━━━━━ Records for processing ━━━━━

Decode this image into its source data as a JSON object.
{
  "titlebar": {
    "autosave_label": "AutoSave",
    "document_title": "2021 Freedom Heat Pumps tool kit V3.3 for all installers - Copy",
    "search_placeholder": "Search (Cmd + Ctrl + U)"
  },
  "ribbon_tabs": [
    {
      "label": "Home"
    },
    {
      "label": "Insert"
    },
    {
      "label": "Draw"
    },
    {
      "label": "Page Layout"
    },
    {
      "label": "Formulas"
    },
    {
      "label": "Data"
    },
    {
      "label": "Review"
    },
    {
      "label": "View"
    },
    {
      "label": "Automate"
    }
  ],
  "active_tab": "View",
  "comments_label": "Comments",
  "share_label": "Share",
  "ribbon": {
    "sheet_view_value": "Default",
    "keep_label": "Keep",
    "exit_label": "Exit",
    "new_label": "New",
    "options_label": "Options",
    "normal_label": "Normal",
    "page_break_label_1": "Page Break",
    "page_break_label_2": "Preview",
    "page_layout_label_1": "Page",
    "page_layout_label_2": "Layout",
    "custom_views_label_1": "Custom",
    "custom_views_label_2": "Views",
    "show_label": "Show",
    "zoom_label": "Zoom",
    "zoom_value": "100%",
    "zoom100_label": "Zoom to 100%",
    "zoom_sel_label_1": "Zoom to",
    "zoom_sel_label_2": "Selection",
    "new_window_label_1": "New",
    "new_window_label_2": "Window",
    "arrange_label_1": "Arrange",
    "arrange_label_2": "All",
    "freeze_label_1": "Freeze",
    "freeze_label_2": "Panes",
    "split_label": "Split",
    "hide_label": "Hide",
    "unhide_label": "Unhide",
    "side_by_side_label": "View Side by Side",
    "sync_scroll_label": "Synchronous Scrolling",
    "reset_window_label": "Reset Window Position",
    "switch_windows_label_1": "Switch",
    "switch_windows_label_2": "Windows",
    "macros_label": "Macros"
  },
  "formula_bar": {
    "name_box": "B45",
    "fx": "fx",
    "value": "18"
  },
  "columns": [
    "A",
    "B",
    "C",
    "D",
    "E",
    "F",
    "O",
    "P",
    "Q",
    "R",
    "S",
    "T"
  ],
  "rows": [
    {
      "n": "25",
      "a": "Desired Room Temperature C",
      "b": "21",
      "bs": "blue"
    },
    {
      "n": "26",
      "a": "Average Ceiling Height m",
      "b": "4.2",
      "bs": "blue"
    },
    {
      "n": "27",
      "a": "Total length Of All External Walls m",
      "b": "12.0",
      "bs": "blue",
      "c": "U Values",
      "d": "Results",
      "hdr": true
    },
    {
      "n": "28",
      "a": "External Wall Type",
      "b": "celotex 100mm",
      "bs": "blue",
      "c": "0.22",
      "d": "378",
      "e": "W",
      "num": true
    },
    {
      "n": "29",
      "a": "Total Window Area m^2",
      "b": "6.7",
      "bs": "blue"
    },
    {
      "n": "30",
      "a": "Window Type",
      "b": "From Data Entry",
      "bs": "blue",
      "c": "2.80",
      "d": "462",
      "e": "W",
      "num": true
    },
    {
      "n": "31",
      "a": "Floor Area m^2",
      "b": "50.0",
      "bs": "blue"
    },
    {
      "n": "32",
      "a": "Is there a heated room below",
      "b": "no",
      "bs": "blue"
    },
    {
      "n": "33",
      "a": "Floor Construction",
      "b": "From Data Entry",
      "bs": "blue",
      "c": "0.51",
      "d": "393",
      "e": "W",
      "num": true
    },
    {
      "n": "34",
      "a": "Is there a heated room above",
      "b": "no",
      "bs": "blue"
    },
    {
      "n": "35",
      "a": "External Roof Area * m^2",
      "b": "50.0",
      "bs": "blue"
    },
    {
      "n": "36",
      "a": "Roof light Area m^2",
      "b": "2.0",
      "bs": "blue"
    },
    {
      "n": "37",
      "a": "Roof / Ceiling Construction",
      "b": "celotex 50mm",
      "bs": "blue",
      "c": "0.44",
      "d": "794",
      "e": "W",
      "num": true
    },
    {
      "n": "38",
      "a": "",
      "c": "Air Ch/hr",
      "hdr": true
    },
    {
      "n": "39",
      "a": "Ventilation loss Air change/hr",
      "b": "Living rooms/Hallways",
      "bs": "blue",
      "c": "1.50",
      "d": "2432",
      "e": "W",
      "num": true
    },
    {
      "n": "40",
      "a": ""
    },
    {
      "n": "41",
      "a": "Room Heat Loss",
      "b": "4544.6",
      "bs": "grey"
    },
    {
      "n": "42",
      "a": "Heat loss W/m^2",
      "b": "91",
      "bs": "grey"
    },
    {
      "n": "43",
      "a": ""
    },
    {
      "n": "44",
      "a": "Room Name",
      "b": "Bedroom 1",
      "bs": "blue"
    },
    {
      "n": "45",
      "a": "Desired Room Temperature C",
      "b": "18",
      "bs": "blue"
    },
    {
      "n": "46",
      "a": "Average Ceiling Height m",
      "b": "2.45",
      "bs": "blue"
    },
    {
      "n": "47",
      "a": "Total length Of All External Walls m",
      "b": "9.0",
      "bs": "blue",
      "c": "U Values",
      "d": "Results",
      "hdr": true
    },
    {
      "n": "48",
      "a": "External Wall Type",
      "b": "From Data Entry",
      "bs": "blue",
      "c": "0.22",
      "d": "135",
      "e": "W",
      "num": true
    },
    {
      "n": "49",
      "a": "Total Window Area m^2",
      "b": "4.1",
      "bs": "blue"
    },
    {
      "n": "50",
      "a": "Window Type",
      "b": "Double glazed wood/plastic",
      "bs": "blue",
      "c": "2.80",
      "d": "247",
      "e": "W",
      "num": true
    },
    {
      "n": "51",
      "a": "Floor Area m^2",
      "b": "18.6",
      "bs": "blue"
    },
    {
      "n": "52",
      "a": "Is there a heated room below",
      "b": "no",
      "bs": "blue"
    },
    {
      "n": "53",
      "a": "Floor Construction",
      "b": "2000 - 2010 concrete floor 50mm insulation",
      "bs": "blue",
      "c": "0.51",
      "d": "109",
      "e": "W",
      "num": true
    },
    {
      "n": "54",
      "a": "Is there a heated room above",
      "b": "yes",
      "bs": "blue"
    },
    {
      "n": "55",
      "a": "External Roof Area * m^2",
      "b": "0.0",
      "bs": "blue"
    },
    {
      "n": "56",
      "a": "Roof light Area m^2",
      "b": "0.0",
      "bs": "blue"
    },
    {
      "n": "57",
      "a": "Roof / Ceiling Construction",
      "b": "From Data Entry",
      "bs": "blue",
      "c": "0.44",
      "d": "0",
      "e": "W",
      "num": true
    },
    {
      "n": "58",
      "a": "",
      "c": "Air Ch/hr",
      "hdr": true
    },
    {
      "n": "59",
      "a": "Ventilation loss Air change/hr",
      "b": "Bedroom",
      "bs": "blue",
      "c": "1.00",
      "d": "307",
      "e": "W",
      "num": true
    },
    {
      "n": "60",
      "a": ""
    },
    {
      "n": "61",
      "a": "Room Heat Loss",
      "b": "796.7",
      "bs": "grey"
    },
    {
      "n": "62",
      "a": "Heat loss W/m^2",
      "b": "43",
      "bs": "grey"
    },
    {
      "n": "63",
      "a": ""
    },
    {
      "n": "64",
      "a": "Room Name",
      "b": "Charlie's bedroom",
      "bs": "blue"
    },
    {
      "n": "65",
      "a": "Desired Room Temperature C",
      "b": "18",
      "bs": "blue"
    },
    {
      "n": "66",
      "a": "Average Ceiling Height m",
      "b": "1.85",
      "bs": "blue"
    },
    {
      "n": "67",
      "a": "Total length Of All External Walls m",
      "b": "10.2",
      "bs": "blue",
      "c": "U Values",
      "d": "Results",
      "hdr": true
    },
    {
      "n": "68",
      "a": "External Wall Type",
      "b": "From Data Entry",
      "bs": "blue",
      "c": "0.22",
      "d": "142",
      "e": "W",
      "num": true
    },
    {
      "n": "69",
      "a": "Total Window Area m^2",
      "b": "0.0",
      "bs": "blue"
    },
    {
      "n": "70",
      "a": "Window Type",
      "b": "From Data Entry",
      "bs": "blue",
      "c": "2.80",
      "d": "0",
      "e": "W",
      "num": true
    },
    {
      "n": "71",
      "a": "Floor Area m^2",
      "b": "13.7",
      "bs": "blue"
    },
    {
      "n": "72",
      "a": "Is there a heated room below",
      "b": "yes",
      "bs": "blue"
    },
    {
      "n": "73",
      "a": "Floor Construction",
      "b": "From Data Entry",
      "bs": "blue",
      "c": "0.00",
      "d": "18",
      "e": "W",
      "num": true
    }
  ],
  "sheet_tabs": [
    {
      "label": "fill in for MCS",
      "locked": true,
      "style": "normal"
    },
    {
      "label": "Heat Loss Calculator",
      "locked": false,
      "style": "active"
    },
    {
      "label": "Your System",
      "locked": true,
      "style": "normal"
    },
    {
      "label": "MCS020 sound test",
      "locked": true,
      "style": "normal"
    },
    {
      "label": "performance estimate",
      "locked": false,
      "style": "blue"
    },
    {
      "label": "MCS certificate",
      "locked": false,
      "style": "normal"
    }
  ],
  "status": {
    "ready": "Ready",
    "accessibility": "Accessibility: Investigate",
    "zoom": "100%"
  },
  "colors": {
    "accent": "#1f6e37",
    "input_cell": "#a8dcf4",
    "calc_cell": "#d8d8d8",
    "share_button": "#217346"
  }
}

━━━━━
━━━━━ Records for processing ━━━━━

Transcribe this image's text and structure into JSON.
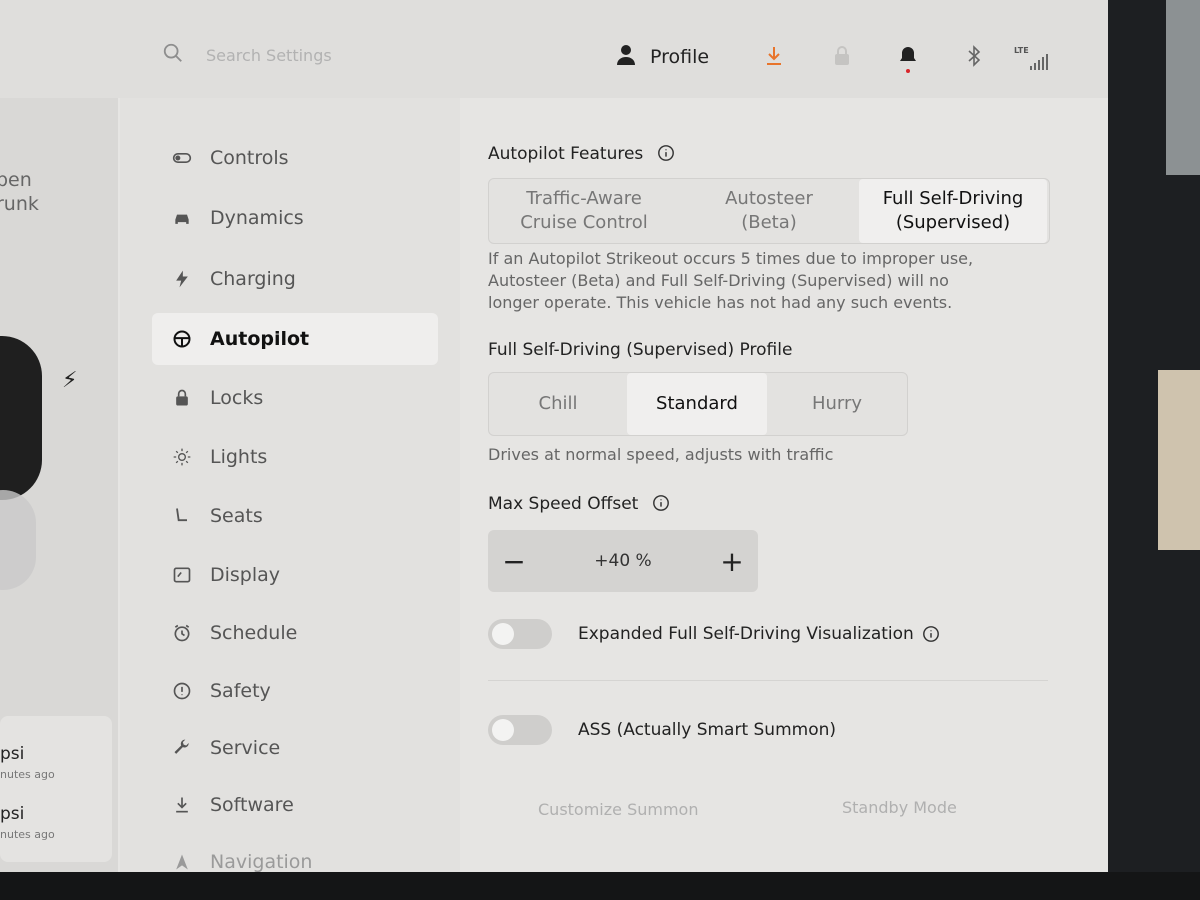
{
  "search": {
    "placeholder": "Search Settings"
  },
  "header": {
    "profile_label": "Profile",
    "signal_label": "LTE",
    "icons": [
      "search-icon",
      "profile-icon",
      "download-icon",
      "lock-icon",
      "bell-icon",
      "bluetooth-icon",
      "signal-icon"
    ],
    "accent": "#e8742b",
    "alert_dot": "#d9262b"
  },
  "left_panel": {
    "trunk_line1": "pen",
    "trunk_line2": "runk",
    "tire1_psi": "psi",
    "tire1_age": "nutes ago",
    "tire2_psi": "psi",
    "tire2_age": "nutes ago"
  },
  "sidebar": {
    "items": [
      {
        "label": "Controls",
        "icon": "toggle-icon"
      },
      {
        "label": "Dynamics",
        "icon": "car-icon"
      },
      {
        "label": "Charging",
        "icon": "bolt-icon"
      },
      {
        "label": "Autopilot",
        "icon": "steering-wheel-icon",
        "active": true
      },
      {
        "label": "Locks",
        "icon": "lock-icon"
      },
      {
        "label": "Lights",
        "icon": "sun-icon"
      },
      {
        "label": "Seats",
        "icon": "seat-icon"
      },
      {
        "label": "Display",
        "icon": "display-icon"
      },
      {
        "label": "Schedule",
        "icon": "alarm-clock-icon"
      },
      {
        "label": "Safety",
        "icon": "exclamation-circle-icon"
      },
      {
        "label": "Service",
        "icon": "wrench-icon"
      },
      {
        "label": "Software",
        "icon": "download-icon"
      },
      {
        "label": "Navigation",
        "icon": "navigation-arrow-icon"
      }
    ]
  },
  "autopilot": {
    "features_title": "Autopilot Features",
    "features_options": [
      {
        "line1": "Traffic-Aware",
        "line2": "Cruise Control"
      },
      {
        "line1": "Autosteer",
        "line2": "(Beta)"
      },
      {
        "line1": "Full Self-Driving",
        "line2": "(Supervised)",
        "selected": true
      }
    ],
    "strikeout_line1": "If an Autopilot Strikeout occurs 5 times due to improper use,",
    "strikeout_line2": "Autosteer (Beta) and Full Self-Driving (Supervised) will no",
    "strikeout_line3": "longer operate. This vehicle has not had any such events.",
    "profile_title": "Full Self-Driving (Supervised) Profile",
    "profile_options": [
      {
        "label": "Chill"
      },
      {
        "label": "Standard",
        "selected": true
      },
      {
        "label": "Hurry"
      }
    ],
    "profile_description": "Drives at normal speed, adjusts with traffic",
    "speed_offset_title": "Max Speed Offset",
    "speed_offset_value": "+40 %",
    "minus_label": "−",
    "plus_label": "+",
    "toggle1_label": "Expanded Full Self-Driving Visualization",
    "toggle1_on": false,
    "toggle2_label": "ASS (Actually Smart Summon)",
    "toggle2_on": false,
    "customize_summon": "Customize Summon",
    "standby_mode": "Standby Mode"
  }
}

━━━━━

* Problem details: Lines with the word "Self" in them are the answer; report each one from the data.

* Task result:
        "line1": "Full Self-Driving",
    "strikeout_line2": "Autosteer (Beta) and Full Self-Driving (Supervised) will no",
    "profile_title": "Full Self-Driving (Supervised) Profile",
    "toggle1_label": "Expanded Full Self-Driving Visualization",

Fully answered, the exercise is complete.